Erich Neumann writes in The Origins and History of Consciousness, “When an old cultural canon is demolished, there follows a period of chaos and destruction which may last for centuries, and in which hecatombs of victims are sacrificed until a new, stable canon is established, with a compensatory structure strong enough to guarantee a modicum of security to the collective and the individual.” I think of the centuries after the fall of Rome, the vast slowness of decay and the horrors to invade from the Titanic past. Early Christendom possessed the wisdom of vast change, planting growing communities at the edge of crashing seas.
Many figures have helped us navigate change:
- The shaman in Neolithic societies, initiate to the mysteries of the cave bear skull and Venus of Willendorf, knew the songs of healing and transformation.
- In Greek myth, there is the cultured centaur (beings half horse, half human) Chiron, learned in the arts of medicine from his foster father Apollo and a highly revered teacher and tutor to the Argonauts.
- Mentor was a wise old man who was put in charge of the education of Odysseus’ son Telemachus in The Odyssey. When Athena visited the boy at the hero’s palace, she took the form of Mentor.
- Ambivalent wise ones help us to see the light in darkness and vice versa. My St. Oran is one of these figures, half-pagan, half-Christian, bridging the gap between with a willingness to found the change.
- So many animal familiars from in Native American myth whose earthly nature and ways are instructive—Crow, Bear, Coyote, Orca, Eagle.

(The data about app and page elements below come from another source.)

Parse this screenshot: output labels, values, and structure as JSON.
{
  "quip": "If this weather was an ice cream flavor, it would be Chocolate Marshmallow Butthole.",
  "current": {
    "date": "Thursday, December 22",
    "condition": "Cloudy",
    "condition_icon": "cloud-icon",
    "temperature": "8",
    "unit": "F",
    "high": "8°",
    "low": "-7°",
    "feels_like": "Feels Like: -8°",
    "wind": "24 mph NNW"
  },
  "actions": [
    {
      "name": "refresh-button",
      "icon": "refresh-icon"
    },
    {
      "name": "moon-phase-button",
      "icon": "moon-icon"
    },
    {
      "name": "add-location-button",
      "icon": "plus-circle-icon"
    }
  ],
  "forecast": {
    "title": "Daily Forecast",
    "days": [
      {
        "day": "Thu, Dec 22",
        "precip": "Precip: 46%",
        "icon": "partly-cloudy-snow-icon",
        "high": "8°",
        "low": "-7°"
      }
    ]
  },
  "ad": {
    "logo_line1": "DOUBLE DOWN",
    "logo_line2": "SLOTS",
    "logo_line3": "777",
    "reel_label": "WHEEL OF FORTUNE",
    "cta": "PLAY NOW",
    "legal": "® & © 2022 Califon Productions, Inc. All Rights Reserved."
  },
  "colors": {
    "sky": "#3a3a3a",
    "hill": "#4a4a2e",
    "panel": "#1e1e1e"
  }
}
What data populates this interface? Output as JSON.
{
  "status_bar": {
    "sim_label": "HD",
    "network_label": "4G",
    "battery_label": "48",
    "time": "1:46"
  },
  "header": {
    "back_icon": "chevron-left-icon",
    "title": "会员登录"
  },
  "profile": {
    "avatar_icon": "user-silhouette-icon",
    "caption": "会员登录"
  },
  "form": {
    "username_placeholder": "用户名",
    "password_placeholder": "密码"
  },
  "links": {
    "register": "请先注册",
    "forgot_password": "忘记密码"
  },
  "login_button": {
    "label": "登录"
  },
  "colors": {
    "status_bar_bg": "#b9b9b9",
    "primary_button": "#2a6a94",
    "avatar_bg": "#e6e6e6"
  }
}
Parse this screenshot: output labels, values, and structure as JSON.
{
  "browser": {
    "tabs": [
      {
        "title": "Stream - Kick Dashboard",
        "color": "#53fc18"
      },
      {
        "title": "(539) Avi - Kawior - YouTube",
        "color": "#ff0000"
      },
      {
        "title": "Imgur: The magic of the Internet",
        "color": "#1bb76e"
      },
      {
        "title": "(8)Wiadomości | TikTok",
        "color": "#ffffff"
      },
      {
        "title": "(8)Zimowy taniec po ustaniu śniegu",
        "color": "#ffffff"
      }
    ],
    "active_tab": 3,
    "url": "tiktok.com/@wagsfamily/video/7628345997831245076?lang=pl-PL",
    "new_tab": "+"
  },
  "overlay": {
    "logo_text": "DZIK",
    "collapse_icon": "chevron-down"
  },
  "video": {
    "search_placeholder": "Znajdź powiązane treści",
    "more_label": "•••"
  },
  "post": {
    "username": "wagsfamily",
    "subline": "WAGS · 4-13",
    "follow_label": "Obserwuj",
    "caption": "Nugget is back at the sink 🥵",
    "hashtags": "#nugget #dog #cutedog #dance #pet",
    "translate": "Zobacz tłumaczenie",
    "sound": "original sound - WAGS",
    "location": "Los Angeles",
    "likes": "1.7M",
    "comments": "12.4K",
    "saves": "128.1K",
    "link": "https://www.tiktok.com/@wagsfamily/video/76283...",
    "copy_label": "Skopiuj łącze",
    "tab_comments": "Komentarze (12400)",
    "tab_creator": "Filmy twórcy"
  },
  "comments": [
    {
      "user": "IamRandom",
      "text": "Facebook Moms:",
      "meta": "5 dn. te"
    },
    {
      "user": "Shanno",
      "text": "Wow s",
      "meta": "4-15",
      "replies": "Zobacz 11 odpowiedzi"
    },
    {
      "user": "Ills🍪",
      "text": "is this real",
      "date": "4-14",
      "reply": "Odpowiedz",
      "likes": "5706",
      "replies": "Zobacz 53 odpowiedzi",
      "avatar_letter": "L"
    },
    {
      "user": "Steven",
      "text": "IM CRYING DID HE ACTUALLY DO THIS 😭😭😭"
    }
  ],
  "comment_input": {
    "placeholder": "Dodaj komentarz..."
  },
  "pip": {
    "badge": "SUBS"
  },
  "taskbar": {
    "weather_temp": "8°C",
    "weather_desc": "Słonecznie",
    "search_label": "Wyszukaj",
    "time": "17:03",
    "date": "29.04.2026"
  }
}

- The poets we read growing up took root in our inner ear and sing on from there. You have yours; I have mine. We share a rich tradition and add to it with our own work. Rilke’s Sonnets to Orpheus are both a creative explosion and powerful channeling of poetry’s source, which tradition traces back to Orpheus, first singer:
A tree ascended there. Oh pure transcendence!
Oh Orpheus sings! Oh tall tree in the ear!
And all things hushed. Yet even in that silence
a new beginning, beckoning, change appeared.
Creatures of stillness crowded from the bright
unbound forest, out of their lairs and nests;
and it was not from any dullness, not
from fear, that they were so quiet in themselves,
but from simply listening. Bellow, roar, shriek
seemed small inside their hearts. And where there had been
just a makeshift hut to receive the music,
a shelter nailed up out of their darkest longing,
with an entryway that shuddered in the wind—
you built a temple deep inside their hearing.
—translated Stephen Mitchell
- Ghosts are mentors. My dead are just beyond the edge of thought, beckoning toward distant conclusions or coming to me for creative warmth.
- When you think about it, fire is a mentor, too. Why else do we stare so fixedly into it, awaiting something—sleep, news, omens? What do we learn about ourselves from these wildfires, and how does such instruction matter?
- There is instruction in climate change we can channel. I’ll never forget the sound of Hurricane Irma whipping around our house at 1 AM– a keening icy voice immensely strong and old. It could have been Thor, god of the north wind, or the year 2050 when this sort of storm breaks the world into the next.
Our times are dark indeed. For this week’s challenge, let’s write about mentors. Can these wise ones help with times like these? Can they rally and nourish a forwarding center? What are the figures, from myth and mystery, from the animal world and our dead, from prehistoric depths and personal history, who can tell us something important about going forward?